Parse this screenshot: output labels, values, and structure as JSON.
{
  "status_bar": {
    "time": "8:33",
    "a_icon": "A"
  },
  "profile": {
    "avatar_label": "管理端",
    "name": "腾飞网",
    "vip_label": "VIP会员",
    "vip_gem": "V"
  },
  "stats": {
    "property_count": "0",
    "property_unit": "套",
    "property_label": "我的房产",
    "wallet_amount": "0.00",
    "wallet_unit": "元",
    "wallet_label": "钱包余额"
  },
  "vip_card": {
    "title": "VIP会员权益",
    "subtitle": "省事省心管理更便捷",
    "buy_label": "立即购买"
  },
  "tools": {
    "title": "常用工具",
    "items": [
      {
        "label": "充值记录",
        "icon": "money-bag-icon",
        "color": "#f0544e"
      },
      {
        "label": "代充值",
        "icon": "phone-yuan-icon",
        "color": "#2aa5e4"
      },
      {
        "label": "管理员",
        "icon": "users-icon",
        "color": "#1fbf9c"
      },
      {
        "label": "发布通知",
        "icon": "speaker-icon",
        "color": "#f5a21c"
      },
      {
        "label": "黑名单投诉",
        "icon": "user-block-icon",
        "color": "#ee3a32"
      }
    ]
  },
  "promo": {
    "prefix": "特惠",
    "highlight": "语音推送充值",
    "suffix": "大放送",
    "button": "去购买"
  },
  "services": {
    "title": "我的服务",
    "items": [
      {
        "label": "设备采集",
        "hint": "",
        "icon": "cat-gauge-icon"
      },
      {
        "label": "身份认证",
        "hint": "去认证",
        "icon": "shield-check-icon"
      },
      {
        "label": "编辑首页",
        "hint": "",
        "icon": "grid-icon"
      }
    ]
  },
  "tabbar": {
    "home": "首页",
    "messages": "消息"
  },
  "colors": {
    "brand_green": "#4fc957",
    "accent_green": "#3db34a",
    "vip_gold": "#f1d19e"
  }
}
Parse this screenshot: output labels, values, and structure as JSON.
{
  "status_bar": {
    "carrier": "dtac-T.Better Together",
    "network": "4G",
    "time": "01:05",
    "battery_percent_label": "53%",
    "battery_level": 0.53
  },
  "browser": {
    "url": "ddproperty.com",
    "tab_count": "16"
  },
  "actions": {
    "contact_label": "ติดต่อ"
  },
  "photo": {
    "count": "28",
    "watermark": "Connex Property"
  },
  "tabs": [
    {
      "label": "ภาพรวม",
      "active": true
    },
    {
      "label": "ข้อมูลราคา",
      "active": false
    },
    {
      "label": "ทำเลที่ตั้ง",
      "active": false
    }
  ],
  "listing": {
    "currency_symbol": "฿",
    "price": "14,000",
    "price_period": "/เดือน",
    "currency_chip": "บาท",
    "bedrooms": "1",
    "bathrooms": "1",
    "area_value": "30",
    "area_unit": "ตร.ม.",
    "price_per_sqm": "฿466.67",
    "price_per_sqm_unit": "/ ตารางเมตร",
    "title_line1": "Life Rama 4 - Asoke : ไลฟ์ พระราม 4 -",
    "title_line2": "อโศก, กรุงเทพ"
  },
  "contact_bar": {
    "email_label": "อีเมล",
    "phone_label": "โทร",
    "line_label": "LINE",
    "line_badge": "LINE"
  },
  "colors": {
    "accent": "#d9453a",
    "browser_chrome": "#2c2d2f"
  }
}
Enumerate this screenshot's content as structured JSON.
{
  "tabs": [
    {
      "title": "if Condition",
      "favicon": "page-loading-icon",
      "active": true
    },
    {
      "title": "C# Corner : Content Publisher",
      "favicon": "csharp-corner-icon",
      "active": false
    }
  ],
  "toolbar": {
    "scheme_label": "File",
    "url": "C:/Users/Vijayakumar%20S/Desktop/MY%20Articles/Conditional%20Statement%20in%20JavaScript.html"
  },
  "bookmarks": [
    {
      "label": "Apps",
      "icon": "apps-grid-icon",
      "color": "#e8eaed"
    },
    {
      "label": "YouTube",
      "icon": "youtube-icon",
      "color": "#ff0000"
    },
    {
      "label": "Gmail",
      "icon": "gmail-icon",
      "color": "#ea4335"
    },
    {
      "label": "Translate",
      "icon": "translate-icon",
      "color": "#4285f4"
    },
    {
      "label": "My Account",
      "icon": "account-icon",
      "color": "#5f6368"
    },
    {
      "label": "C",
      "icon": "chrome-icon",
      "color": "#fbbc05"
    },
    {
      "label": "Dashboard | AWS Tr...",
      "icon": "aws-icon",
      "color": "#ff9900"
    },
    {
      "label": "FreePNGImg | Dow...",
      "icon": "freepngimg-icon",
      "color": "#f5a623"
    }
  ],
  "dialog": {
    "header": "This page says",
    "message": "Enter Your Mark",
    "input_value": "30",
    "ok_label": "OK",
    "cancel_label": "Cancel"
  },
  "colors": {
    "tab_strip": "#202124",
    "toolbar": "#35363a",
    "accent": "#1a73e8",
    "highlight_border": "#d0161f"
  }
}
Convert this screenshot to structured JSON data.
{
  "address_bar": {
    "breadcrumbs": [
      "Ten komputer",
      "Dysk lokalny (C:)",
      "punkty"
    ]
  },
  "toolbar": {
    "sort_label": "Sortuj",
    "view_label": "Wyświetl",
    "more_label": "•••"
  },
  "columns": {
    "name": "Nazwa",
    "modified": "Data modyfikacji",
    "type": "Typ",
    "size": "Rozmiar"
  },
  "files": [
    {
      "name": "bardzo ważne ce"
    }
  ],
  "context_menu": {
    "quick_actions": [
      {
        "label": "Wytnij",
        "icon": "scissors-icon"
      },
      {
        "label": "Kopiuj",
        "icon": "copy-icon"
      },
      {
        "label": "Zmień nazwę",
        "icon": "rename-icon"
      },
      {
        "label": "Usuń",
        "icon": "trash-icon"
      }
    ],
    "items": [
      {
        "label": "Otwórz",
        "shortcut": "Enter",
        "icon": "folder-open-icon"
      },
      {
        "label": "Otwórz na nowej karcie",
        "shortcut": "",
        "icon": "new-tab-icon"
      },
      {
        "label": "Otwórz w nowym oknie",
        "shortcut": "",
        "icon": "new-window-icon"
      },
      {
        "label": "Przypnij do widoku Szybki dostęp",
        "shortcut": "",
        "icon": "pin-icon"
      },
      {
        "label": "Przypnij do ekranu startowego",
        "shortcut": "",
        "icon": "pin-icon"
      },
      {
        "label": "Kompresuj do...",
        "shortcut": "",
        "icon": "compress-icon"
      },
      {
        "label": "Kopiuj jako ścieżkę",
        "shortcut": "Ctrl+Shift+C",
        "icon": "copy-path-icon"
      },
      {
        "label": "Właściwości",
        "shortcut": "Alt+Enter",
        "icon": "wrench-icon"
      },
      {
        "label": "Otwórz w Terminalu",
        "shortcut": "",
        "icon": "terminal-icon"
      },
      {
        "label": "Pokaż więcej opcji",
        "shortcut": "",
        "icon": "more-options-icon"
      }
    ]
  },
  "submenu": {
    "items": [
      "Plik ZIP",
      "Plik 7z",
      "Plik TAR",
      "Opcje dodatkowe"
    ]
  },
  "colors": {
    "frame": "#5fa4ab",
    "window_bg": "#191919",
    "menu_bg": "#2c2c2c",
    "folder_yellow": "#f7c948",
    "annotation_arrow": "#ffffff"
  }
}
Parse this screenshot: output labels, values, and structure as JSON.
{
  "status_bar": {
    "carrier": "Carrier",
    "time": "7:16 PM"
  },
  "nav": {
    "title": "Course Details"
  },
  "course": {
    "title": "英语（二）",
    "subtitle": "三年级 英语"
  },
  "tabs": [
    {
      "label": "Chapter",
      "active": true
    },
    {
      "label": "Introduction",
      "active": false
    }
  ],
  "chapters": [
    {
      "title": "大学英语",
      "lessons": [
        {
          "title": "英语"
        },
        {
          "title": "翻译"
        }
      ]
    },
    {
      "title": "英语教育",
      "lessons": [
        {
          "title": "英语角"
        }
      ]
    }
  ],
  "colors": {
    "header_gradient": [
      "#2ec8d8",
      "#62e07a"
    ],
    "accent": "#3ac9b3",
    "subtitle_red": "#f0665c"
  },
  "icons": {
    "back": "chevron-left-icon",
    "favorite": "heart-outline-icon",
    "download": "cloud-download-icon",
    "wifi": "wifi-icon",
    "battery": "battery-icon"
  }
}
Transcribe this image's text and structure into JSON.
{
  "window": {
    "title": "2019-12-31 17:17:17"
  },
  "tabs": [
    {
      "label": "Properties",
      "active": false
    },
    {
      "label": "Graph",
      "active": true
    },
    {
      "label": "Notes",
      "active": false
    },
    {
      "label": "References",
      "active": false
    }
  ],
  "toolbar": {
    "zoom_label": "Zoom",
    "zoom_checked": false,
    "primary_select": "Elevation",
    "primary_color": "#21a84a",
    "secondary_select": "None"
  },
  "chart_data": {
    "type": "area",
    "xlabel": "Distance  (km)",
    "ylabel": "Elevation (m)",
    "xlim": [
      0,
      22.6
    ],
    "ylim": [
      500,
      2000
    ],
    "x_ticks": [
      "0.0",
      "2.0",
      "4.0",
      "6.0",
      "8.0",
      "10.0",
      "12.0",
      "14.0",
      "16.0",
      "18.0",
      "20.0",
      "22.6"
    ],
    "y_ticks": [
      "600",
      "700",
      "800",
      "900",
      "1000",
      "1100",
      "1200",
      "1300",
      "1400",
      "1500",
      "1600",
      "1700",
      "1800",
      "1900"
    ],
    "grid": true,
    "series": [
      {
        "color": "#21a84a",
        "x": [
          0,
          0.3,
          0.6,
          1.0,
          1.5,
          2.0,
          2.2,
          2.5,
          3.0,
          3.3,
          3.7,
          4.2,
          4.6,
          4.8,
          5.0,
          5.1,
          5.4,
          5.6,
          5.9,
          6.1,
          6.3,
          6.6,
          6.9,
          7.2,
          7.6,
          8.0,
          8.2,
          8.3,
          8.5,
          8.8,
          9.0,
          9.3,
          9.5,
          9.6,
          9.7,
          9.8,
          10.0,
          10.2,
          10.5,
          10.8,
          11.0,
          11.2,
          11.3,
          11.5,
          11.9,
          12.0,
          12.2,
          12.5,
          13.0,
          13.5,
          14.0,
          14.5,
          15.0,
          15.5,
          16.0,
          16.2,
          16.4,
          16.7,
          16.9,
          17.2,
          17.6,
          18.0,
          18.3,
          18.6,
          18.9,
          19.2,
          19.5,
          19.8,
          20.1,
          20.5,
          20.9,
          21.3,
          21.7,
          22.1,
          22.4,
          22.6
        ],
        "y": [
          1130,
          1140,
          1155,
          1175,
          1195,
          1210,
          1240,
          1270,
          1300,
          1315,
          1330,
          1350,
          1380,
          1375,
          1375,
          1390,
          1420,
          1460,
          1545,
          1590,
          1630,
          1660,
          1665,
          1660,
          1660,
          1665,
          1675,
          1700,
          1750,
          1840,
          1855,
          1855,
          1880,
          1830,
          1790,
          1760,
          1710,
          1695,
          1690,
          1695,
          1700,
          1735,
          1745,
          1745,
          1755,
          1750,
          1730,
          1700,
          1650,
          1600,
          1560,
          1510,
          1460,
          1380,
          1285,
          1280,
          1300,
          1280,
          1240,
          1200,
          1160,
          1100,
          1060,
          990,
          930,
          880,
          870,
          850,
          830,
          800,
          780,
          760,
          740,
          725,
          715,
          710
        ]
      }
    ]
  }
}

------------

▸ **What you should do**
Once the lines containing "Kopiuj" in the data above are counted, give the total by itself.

▸ **Exercise response**
2